I can hardly remember a time when Mom wasn't busy doing something, fixing something, putting something away or trying to find something in the bilge. I remember she found out that you can't put cans of vegetables in the bilge because the paper labels will fall off. We had lots of succotash that summer, 'cause she never knew what was in the cans until they were opened....she called it dinner a la carte.
But at night, under the caboose lantern light in the cabin, she would insist we play a round of "oh Hell", her favorite family card game. I can still hear her say "Hell's Bells" whenever she didn't make her call. Once in a blue moon, I would catch her reading a book and falling asleep, until I noticed her little secret......as the book fell down on her lap, I would notice she had cut a square hole out of the center of the book and I had discovered her buried treasure hiding place!! har har
One of my funniest memories of Mom was when we were docking at South Bass Island and she had one foot on the dock and one on the boat with the bow line in her hand....as the boat started drifting away from the dock, she looked at me with a glint in her eye and she declared, "I'm going in aren't I?" And sure enough, she splashed into the space between the boat and the dock. She came up cool and refreshed sputtering water, "ah, that felt good".
I loved my Mom that much more when we were at sea. It always seemed we had left all our troubles far away....and this was family time~and that made Mom happy!

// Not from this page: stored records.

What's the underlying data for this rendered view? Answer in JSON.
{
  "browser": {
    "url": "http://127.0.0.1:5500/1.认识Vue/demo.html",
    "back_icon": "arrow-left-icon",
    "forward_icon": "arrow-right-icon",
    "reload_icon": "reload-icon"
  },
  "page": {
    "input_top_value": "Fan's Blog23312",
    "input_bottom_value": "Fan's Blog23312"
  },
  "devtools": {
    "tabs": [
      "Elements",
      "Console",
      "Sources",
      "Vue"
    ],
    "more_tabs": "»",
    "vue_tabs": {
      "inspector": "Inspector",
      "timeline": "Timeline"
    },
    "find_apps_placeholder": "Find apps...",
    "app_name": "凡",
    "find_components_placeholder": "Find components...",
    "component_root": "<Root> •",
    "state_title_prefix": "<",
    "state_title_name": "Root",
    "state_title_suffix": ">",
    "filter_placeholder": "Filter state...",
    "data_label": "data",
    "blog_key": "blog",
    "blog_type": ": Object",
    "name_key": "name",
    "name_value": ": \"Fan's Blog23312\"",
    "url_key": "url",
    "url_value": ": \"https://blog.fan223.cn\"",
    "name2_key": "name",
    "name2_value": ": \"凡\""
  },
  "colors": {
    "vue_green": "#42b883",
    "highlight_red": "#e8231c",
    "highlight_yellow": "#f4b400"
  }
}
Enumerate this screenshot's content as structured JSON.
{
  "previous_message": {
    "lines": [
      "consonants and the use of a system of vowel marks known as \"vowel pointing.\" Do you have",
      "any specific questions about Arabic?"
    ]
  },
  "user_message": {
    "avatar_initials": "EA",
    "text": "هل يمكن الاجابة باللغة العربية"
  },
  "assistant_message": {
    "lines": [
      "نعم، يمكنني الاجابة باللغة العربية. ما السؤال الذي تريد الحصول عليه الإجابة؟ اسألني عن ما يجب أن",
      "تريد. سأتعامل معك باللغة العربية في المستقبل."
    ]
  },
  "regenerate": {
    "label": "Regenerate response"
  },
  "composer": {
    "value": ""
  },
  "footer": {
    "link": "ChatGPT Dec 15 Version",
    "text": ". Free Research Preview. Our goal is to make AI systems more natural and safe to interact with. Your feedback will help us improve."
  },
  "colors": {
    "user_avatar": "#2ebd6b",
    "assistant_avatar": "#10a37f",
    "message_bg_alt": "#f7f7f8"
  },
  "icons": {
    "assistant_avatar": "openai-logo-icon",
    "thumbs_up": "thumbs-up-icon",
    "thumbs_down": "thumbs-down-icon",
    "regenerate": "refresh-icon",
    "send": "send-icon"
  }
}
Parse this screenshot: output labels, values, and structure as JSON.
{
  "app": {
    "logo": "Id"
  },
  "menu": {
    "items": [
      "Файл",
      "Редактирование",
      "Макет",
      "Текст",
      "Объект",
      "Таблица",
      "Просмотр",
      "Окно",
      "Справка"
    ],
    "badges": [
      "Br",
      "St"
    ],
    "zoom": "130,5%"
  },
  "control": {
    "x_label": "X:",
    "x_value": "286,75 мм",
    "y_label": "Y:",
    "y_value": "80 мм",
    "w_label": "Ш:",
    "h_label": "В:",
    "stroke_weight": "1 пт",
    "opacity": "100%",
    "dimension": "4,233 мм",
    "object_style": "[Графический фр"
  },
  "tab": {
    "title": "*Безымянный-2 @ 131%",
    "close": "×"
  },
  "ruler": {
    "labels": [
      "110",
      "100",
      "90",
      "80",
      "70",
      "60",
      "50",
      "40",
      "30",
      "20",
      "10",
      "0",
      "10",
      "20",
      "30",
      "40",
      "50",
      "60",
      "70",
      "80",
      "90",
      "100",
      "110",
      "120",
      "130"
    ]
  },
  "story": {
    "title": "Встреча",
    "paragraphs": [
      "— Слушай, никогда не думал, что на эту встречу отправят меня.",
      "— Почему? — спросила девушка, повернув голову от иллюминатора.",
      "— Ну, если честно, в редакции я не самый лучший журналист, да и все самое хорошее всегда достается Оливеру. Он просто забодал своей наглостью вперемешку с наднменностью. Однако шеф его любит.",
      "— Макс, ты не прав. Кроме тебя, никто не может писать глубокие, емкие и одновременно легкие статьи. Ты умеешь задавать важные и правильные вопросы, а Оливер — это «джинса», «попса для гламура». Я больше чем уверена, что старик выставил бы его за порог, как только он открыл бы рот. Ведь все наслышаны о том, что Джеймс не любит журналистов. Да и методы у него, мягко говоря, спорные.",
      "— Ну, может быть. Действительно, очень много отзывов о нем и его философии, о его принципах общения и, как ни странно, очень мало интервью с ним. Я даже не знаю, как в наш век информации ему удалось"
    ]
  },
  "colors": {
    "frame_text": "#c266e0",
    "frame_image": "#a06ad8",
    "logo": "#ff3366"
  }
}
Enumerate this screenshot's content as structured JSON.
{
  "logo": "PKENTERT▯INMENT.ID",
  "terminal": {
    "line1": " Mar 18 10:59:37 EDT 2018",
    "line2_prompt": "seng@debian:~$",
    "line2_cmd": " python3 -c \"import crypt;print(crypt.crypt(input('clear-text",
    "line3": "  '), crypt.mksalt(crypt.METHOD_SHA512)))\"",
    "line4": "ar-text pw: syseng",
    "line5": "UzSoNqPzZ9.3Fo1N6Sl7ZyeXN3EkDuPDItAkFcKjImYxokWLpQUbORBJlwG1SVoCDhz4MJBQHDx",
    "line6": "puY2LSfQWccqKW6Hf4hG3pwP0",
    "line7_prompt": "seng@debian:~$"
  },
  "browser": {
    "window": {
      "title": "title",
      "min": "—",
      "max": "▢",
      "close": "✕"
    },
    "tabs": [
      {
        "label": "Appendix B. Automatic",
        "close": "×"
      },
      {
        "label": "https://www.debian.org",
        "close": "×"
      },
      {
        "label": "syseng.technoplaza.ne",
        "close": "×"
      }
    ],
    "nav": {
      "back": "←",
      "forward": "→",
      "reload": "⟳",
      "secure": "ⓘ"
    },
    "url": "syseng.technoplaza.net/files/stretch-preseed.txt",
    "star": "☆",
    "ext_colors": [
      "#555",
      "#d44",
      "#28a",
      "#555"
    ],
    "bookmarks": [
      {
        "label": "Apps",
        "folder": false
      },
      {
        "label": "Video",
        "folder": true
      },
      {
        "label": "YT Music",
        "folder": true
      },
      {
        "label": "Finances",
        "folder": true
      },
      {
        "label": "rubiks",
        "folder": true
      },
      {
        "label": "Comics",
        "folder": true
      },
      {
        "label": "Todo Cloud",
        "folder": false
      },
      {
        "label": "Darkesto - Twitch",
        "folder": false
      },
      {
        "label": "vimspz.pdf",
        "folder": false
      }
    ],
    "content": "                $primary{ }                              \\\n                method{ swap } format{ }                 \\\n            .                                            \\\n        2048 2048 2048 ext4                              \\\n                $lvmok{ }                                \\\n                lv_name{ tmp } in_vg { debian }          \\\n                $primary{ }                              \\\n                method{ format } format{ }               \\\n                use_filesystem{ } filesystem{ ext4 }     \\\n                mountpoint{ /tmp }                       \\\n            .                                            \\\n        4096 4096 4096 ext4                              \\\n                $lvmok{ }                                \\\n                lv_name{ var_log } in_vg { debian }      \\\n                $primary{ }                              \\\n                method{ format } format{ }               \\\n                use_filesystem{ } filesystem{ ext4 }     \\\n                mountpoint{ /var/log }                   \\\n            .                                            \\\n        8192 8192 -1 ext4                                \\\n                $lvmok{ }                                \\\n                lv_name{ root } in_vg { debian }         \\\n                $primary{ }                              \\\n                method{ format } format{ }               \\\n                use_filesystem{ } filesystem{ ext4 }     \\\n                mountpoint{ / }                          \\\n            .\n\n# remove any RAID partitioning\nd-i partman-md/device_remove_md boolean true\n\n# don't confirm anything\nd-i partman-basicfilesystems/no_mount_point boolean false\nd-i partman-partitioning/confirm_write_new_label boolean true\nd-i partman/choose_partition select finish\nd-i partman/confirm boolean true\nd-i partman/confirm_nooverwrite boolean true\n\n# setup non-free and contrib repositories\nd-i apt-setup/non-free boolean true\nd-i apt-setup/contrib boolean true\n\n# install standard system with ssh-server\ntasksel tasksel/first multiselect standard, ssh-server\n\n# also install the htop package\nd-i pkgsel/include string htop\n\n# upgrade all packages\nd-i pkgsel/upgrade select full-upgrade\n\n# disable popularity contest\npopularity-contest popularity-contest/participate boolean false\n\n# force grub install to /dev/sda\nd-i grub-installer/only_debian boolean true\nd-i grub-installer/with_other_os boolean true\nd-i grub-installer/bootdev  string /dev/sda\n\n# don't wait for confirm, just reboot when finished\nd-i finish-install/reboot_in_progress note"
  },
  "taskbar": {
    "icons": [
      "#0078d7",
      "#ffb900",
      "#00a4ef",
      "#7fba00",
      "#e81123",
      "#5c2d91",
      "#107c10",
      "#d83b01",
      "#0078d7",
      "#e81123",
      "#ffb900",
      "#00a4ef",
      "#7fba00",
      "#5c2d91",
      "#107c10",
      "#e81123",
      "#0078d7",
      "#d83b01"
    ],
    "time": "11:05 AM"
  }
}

thanks Mom for making all those memories~
*my Mom passed this summer on June 15th and her spirit rose into the wind~